Review score
+0 /0 /-0
View Badges
Joined
Mar 26, 2022
Messages
81
Reaction score
21
Review score
+0 /0 /-0
Location
Hampshire, UK
+1 to the above!

It sounds like you're doing good. One thing with weirs is just to remember that you don't want it to go into the emergency overflow if it can be avoided. That's there in case the weirs get plugged up or you have a sudden burst of water meter the tank (water changes with the tank running...). I set my flow I want in the tank and adjust the overflow slightly higher or lower depending on where I want the tank level. Some people set the overflow (or don't have an adjustable overflow box) and then adjust the flow from the pump to set the tank level.
Folks seem divided between those that like a trickle of water through the emergency overflow - so that they have a "positive" influence and use this to regulate the height, others don't.

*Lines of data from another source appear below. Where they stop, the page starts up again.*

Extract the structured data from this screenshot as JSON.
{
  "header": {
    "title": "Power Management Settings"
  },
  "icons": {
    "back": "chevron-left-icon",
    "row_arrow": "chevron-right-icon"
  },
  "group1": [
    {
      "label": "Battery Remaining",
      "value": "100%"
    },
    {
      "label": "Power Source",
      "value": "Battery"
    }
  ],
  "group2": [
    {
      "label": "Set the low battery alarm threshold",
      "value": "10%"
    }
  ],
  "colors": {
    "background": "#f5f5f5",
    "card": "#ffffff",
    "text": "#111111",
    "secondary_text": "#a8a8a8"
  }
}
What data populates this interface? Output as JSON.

I also like the idea that the emergency overflow shouldn't have water passing down it e.g. should be dry. Keeping it unused means that it won't get stuff growing in it e.g. if it is needed then it is fully available.

My mistake (so far) has probably been to (aim to) set the level too far below the emergency overflow. It is probably best to aim for only just below the top...
 
Last edited:

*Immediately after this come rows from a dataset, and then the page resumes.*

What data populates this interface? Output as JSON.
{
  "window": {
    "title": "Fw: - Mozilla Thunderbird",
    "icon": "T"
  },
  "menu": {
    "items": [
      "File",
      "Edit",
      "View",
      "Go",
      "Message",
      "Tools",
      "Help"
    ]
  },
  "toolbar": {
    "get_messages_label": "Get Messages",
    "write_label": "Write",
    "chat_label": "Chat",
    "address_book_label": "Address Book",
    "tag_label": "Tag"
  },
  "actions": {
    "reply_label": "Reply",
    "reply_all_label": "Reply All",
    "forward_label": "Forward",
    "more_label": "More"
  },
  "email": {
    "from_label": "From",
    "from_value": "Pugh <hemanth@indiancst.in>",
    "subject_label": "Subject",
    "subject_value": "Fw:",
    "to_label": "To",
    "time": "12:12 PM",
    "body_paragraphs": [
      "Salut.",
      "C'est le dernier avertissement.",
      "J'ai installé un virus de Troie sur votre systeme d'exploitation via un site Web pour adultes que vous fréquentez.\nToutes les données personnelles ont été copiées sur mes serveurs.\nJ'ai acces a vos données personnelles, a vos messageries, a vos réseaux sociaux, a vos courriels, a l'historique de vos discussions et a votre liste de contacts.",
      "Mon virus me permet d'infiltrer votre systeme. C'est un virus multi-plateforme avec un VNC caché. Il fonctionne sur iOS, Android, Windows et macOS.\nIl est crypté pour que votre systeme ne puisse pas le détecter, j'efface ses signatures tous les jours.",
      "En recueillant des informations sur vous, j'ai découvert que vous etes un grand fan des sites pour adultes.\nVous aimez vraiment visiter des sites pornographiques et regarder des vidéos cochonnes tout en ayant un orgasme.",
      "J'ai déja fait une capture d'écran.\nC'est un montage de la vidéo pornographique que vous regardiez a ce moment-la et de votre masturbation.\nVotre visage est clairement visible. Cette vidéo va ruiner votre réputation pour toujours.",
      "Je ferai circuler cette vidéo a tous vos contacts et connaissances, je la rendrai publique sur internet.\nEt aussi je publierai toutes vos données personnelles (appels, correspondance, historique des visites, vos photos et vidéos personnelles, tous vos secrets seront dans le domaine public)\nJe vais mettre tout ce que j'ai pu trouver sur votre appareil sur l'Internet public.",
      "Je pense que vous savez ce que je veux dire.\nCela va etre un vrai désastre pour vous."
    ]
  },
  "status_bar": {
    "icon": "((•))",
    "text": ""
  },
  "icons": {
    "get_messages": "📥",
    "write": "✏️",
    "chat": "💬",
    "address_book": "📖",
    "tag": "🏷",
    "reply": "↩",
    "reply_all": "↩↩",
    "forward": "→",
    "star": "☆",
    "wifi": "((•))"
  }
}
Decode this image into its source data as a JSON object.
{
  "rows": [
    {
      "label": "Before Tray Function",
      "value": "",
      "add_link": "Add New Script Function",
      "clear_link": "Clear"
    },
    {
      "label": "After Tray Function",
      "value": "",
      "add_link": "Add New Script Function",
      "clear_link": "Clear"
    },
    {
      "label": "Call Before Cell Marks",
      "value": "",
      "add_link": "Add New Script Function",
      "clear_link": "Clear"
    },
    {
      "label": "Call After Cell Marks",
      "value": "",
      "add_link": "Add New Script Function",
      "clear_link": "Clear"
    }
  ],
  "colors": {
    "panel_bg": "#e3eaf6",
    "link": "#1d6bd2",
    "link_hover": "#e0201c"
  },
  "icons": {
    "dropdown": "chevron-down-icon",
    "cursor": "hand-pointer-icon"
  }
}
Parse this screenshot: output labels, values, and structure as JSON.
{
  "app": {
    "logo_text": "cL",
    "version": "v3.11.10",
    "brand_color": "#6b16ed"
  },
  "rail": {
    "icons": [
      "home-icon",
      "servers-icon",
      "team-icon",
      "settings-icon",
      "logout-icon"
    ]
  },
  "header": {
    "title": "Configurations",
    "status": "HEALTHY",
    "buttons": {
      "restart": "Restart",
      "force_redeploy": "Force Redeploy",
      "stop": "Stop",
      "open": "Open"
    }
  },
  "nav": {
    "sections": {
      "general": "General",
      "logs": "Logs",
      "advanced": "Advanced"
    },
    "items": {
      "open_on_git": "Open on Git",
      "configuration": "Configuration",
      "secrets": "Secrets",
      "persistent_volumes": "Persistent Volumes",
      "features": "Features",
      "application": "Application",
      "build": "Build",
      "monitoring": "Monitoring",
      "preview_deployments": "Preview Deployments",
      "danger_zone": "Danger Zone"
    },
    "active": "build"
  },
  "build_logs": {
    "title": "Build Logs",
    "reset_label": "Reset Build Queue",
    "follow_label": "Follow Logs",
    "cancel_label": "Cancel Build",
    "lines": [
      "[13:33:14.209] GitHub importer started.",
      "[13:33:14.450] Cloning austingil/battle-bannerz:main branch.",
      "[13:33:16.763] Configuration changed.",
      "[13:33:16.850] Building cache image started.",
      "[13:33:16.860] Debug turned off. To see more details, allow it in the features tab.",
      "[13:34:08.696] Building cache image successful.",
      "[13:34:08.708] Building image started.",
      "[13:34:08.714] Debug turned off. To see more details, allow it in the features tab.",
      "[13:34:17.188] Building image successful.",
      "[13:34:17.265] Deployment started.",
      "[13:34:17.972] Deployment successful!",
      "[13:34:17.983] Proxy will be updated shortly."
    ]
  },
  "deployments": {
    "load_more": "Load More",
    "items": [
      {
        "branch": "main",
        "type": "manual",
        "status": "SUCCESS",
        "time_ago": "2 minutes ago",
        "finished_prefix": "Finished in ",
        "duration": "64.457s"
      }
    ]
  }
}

tbrown3589

10K Club member
Review score
+0 /0 /-0
View Badges
Joined
Nov 22, 2019
Messages
21,284
Reaction score
26,963
Review score
+0 /0 /-0
Location
Peoria, AZ
Folks seem divided between those that like a trickle of water through the emergency overflow - so that they have a "positive" influence and use this to regulate the height, others don't.

I also like the idea that the emergency overflow shouldn't have water passing down it e.g. should be dry. Keeping it unused means that it won't get stuff growing in it e.g. if it is needed then it is fully available.

My mistake (so far) has probably been to (aim to) set the level too far below the emergency overflow. It is probably best to aim for only just below the top...
That's personal choice I'd say. I tend to keep my water level just above the bottom of the trim on my tank so I don't see the water line. It doesn't work as well on rimless tanks though so on my 5 gallon I tend for about 1/4" below the rim. Also, the higher you run the water level the more salt creep you end up with outside the tank.
 
OP
S

Simon_M

Community Member
Review score
+0 /0 /-0
View Badges
Joined
Mar 26, 2022
Messages
81
Reaction score
21
Review score
+0 /0 /-0
Location
Hampshire, UK
The Weir on the Red Sea Tanks sets a low/high level that is about 4cm below the top - it's a rimless tank.

At least for now the "mystery" of how it works is "solved" and I've now found several videos about the Herbie Drain System. Thanks everyone.
 

Do you have any special reefing plans for the fall season?

  • YES (tell us about it in the thread)

    Votes: 49 34.0%
  • NO

    Votes: 66 45.8%
  • Maybe

    Votes: 23 16.0%
  • It's not fall where I'm from!

    Votes: 6 4.2%
Zoanthids.com
Top